### Source material
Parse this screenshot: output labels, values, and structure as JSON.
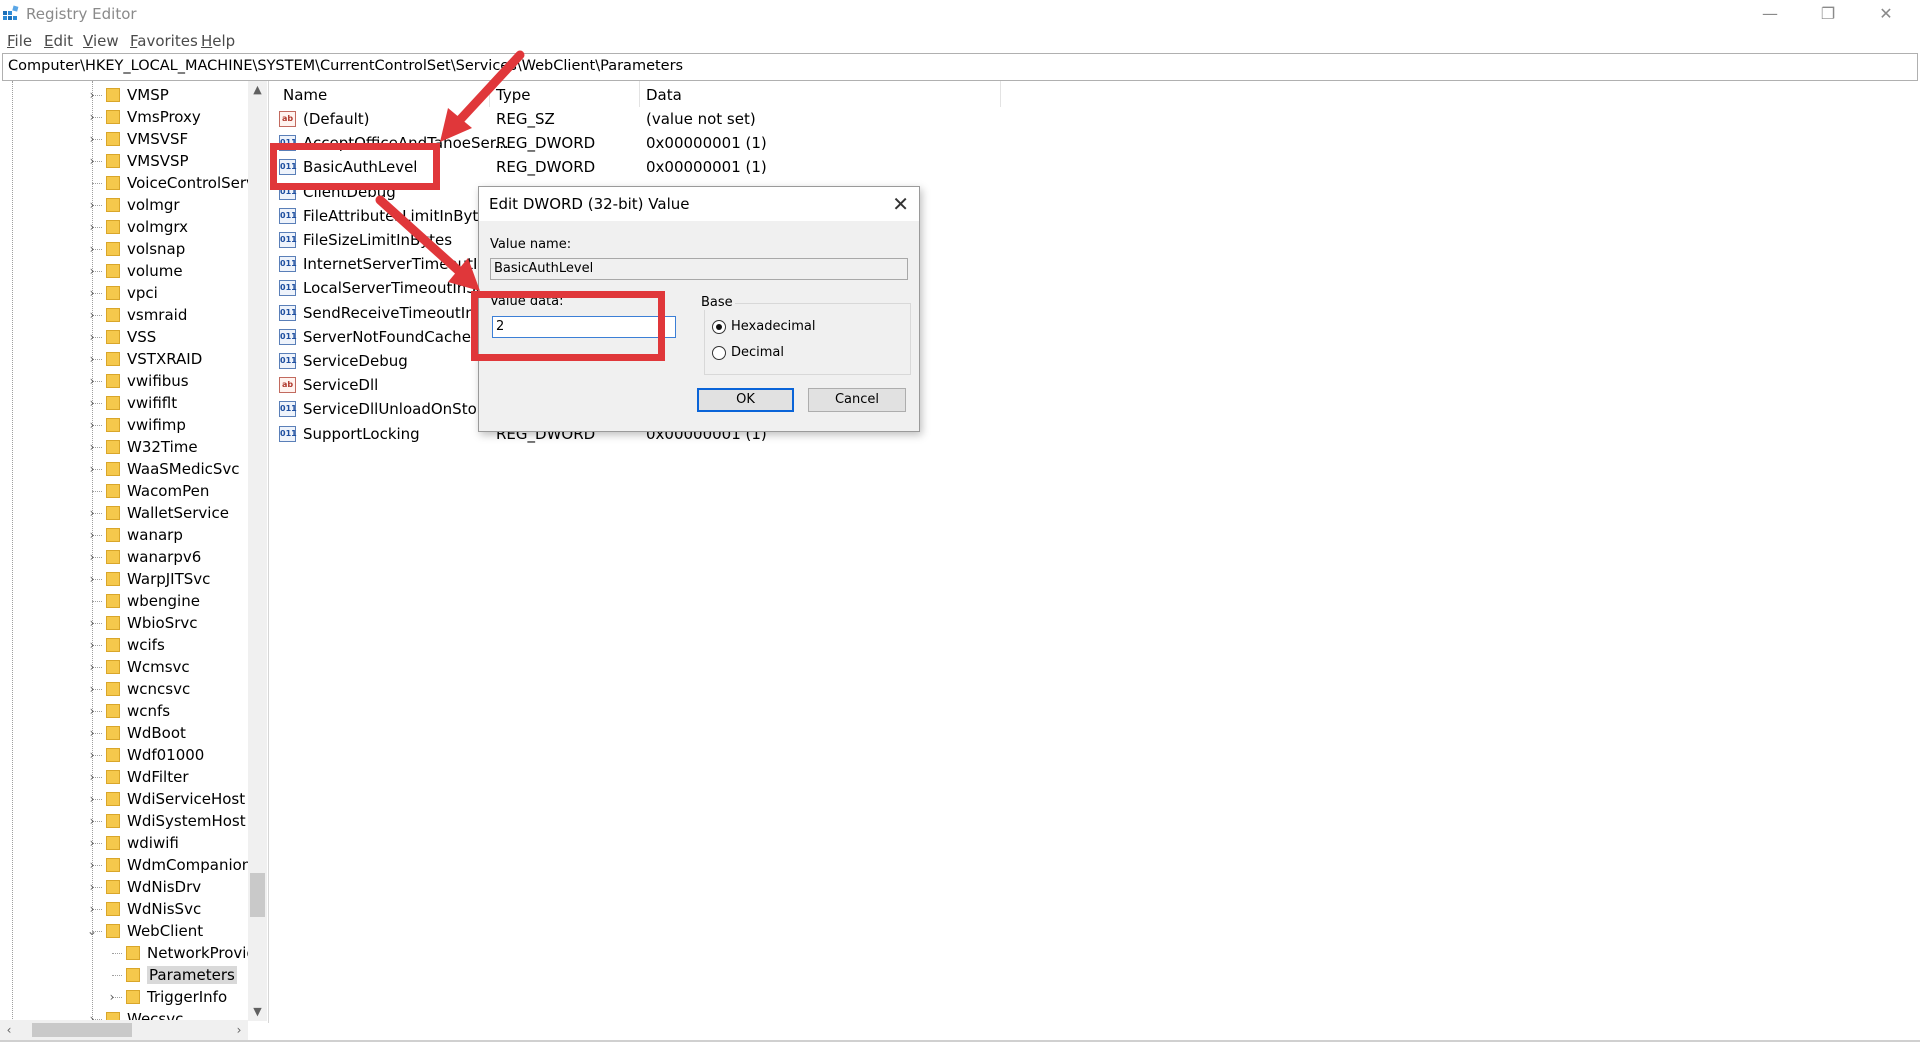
{
  "window": {
    "title": "Registry Editor",
    "minimize": "—",
    "maximize": "❐",
    "close": "✕"
  },
  "menu": [
    {
      "label": "File",
      "key": "F",
      "rest": "ile"
    },
    {
      "label": "Edit",
      "key": "E",
      "rest": "dit"
    },
    {
      "label": "View",
      "key": "V",
      "rest": "iew"
    },
    {
      "label": "Favorites",
      "key": "F",
      "rest": "avorites"
    },
    {
      "label": "Help",
      "key": "H",
      "rest": "elp"
    }
  ],
  "address": "Computer\\HKEY_LOCAL_MACHINE\\SYSTEM\\CurrentControlSet\\Services\\WebClient\\Parameters",
  "tree": {
    "items": [
      {
        "label": "VMSP",
        "expandable": true,
        "depth": 0
      },
      {
        "label": "VmsProxy",
        "expandable": true,
        "depth": 0
      },
      {
        "label": "VMSVSF",
        "expandable": true,
        "depth": 0
      },
      {
        "label": "VMSVSP",
        "expandable": true,
        "depth": 0
      },
      {
        "label": "VoiceControlServi",
        "expandable": false,
        "depth": 0
      },
      {
        "label": "volmgr",
        "expandable": true,
        "depth": 0
      },
      {
        "label": "volmgrx",
        "expandable": true,
        "depth": 0
      },
      {
        "label": "volsnap",
        "expandable": true,
        "depth": 0
      },
      {
        "label": "volume",
        "expandable": true,
        "depth": 0
      },
      {
        "label": "vpci",
        "expandable": true,
        "depth": 0
      },
      {
        "label": "vsmraid",
        "expandable": true,
        "depth": 0
      },
      {
        "label": "VSS",
        "expandable": true,
        "depth": 0
      },
      {
        "label": "VSTXRAID",
        "expandable": true,
        "depth": 0
      },
      {
        "label": "vwifibus",
        "expandable": true,
        "depth": 0
      },
      {
        "label": "vwififlt",
        "expandable": true,
        "depth": 0
      },
      {
        "label": "vwifimp",
        "expandable": true,
        "depth": 0
      },
      {
        "label": "W32Time",
        "expandable": true,
        "depth": 0
      },
      {
        "label": "WaaSMedicSvc",
        "expandable": true,
        "depth": 0
      },
      {
        "label": "WacomPen",
        "expandable": false,
        "depth": 0
      },
      {
        "label": "WalletService",
        "expandable": true,
        "depth": 0
      },
      {
        "label": "wanarp",
        "expandable": true,
        "depth": 0
      },
      {
        "label": "wanarpv6",
        "expandable": true,
        "depth": 0
      },
      {
        "label": "WarpJITSvc",
        "expandable": true,
        "depth": 0
      },
      {
        "label": "wbengine",
        "expandable": false,
        "depth": 0
      },
      {
        "label": "WbioSrvc",
        "expandable": true,
        "depth": 0
      },
      {
        "label": "wcifs",
        "expandable": true,
        "depth": 0
      },
      {
        "label": "Wcmsvc",
        "expandable": true,
        "depth": 0
      },
      {
        "label": "wcncsvc",
        "expandable": true,
        "depth": 0
      },
      {
        "label": "wcnfs",
        "expandable": true,
        "depth": 0
      },
      {
        "label": "WdBoot",
        "expandable": true,
        "depth": 0
      },
      {
        "label": "Wdf01000",
        "expandable": true,
        "depth": 0
      },
      {
        "label": "WdFilter",
        "expandable": true,
        "depth": 0
      },
      {
        "label": "WdiServiceHost",
        "expandable": true,
        "depth": 0
      },
      {
        "label": "WdiSystemHost",
        "expandable": true,
        "depth": 0
      },
      {
        "label": "wdiwifi",
        "expandable": true,
        "depth": 0
      },
      {
        "label": "WdmCompanionF",
        "expandable": true,
        "depth": 0
      },
      {
        "label": "WdNisDrv",
        "expandable": true,
        "depth": 0
      },
      {
        "label": "WdNisSvc",
        "expandable": true,
        "depth": 0
      },
      {
        "label": "WebClient",
        "expandable": true,
        "expanded": true,
        "depth": 0
      },
      {
        "label": "NetworkProvid",
        "expandable": false,
        "depth": 1
      },
      {
        "label": "Parameters",
        "expandable": false,
        "depth": 1,
        "selected": true
      },
      {
        "label": "TriggerInfo",
        "expandable": true,
        "depth": 1
      },
      {
        "label": "Wecsvc",
        "expandable": true,
        "depth": 0
      }
    ]
  },
  "list": {
    "columns": [
      "Name",
      "Type",
      "Data"
    ],
    "rows": [
      {
        "icon": "string-value-icon",
        "name": "(Default)",
        "type": "REG_SZ",
        "data": "(value not set)"
      },
      {
        "icon": "dword-value-icon",
        "name": "AcceptOfficeAndTahoeSer...",
        "type": "REG_DWORD",
        "data": "0x00000001 (1)"
      },
      {
        "icon": "dword-value-icon",
        "name": "BasicAuthLevel",
        "type": "REG_DWORD",
        "data": "0x00000001 (1)"
      },
      {
        "icon": "dword-value-icon",
        "name": "ClientDebug",
        "type": "",
        "data": ""
      },
      {
        "icon": "dword-value-icon",
        "name": "FileAttributesLimitInBytes",
        "type": "",
        "data": ""
      },
      {
        "icon": "dword-value-icon",
        "name": "FileSizeLimitInBytes",
        "type": "",
        "data": ""
      },
      {
        "icon": "dword-value-icon",
        "name": "InternetServerTimeoutInSec",
        "type": "",
        "data": ""
      },
      {
        "icon": "dword-value-icon",
        "name": "LocalServerTimeoutInSec",
        "type": "",
        "data": ""
      },
      {
        "icon": "dword-value-icon",
        "name": "SendReceiveTimeoutInSec",
        "type": "",
        "data": ""
      },
      {
        "icon": "dword-value-icon",
        "name": "ServerNotFoundCacheLifeTimeInSec",
        "type": "",
        "data": ""
      },
      {
        "icon": "dword-value-icon",
        "name": "ServiceDebug",
        "type": "",
        "data": ""
      },
      {
        "icon": "string-value-icon",
        "name": "ServiceDll",
        "type": "",
        "data": ""
      },
      {
        "icon": "dword-value-icon",
        "name": "ServiceDllUnloadOnStop",
        "type": "",
        "data": ""
      },
      {
        "icon": "dword-value-icon",
        "name": "SupportLocking",
        "type": "REG_DWORD",
        "data": "0x00000001 (1)"
      }
    ]
  },
  "dialog": {
    "title": "Edit DWORD (32-bit) Value",
    "close": "✕",
    "value_name_label": "Value name:",
    "value_name": "BasicAuthLevel",
    "value_data_label": "Value data:",
    "value_data": "2",
    "base_label": "Base",
    "radio_hex": "Hexadecimal",
    "radio_dec": "Decimal",
    "selected_base": "Hexadecimal",
    "ok": "OK",
    "cancel": "Cancel"
  },
  "colors": {
    "highlight": "#e0373a",
    "folder": "#f5c84c",
    "accent": "#0a64d8"
  },
  "icons": {
    "app": "registry-editor-icon",
    "dword": "dword-value-icon",
    "string": "string-value-icon",
    "folder": "folder-icon"
  }
}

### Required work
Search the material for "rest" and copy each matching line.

### Reply
      "rest": "ile"
      "rest": "dit"
      "rest": "iew"
      "rest": "avorites"
      "rest": "elp"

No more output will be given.